──────── PROVIDED DATA ────────

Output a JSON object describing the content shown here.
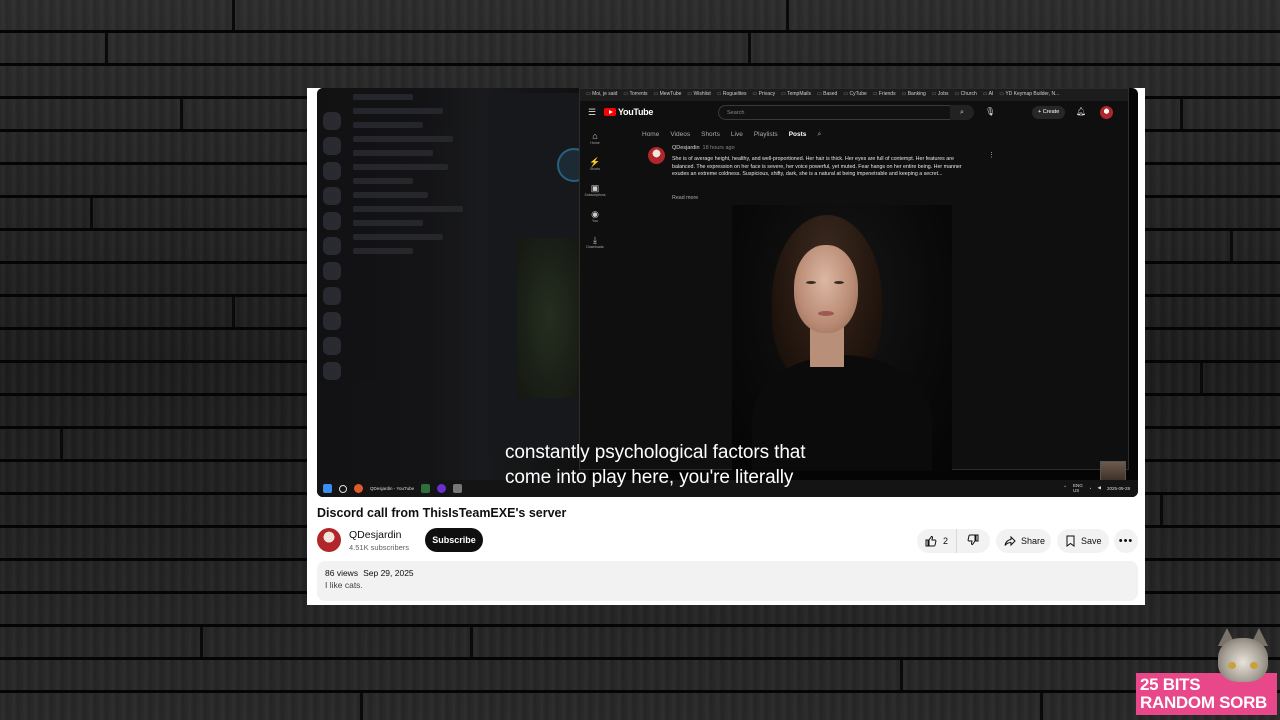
{
  "video": {
    "title": "Discord call from ThisIsTeamEXE's server",
    "caption_line1": "constantly psychological factors that",
    "caption_line2": "come into play here, you're literally"
  },
  "channel": {
    "name": "QDesjardin",
    "subscribers": "4.51K subscribers",
    "subscribe_label": "Subscribe"
  },
  "actions": {
    "likes": "2",
    "share_label": "Share",
    "save_label": "Save"
  },
  "description": {
    "views": "86 views",
    "date": "Sep 29, 2025",
    "text": "I like cats."
  },
  "inner_browser": {
    "bookmarks": [
      "Moi, je said",
      "Torrents",
      "MewTube",
      "Wishlist",
      "Roguelites",
      "Privacy",
      "TempMails",
      "Based",
      "CyTube",
      "Friends",
      "Banking",
      "Jobs",
      "Church",
      "AI",
      "YD Keymap Builder, N..."
    ],
    "logo_text": "YouTube",
    "search_placeholder": "Search",
    "create_label": "Create",
    "sidebar": [
      {
        "icon": "home-icon",
        "label": "Home"
      },
      {
        "icon": "shorts-icon",
        "label": "Shorts"
      },
      {
        "icon": "subscriptions-icon",
        "label": "Subscriptions"
      },
      {
        "icon": "you-icon",
        "label": "You"
      },
      {
        "icon": "downloads-icon",
        "label": "Downloads"
      }
    ],
    "tabs": [
      "Home",
      "Videos",
      "Shorts",
      "Live",
      "Playlists",
      "Posts"
    ],
    "active_tab": "Posts",
    "post": {
      "author": "QDesjardin",
      "time": "18 hours ago",
      "body": "She is of average height, healthy, and well-proportioned. Her hair is thick. Her eyes are full of contempt. Her features are balanced. The expression on her face is severe, her voice powerful, yet muted. Fear hangs on her entire being. Her manner exudes an extreme coldness. Suspicious, shifty, dark, she is a natural at being impenetrable and keeping a secret...",
      "read_more": "Read more"
    },
    "taskbar": {
      "app_label": "QDesjardin - YouTube",
      "lang": "ENG",
      "region": "US",
      "date": "2025-09-28"
    }
  },
  "brand": {
    "line1": "25 BITS",
    "line2": "RANDOM SORB"
  },
  "colors": {
    "youtube_red": "#ff0000",
    "brand_pink": "#e8478a",
    "subscribe_bg": "#0f0f0f"
  }
}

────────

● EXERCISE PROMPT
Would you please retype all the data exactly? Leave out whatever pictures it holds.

● YOUR SOLUTION
Output a JSON object describing the content shown here.
{
  "video": {
    "title": "Discord call from ThisIsTeamEXE's server",
    "caption_line1": "constantly psychological factors that",
    "caption_line2": "come into play here, you're literally"
  },
  "channel": {
    "name": "QDesjardin",
    "subscribers": "4.51K subscribers",
    "subscribe_label": "Subscribe"
  },
  "actions": {
    "likes": "2",
    "share_label": "Share",
    "save_label": "Save"
  },
  "description": {
    "views": "86 views",
    "date": "Sep 29, 2025",
    "text": "I like cats."
  },
  "inner_browser": {
    "bookmarks": [
      "Moi, je said",
      "Torrents",
      "MewTube",
      "Wishlist",
      "Roguelites",
      "Privacy",
      "TempMails",
      "Based",
      "CyTube",
      "Friends",
      "Banking",
      "Jobs",
      "Church",
      "AI",
      "YD Keymap Builder, N..."
    ],
    "logo_text": "YouTube",
    "search_placeholder": "Search",
    "create_label": "Create",
    "sidebar": [
      {
        "icon": "home-icon",
        "label": "Home"
      },
      {
        "icon": "shorts-icon",
        "label": "Shorts"
      },
      {
        "icon": "subscriptions-icon",
        "label": "Subscriptions"
      },
      {
        "icon": "you-icon",
        "label": "You"
      },
      {
        "icon": "downloads-icon",
        "label": "Downloads"
      }
    ],
    "tabs": [
      "Home",
      "Videos",
      "Shorts",
      "Live",
      "Playlists",
      "Posts"
    ],
    "active_tab": "Posts",
    "post": {
      "author": "QDesjardin",
      "time": "18 hours ago",
      "body": "She is of average height, healthy, and well-proportioned. Her hair is thick. Her eyes are full of contempt. Her features are balanced. The expression on her face is severe, her voice powerful, yet muted. Fear hangs on her entire being. Her manner exudes an extreme coldness. Suspicious, shifty, dark, she is a natural at being impenetrable and keeping a secret...",
      "read_more": "Read more"
    },
    "taskbar": {
      "app_label": "QDesjardin - YouTube",
      "lang": "ENG",
      "region": "US",
      "date": "2025-09-28"
    }
  },
  "brand": {
    "line1": "25 BITS",
    "line2": "RANDOM SORB"
  },
  "colors": {
    "youtube_red": "#ff0000",
    "brand_pink": "#e8478a",
    "subscribe_bg": "#0f0f0f"
  }
}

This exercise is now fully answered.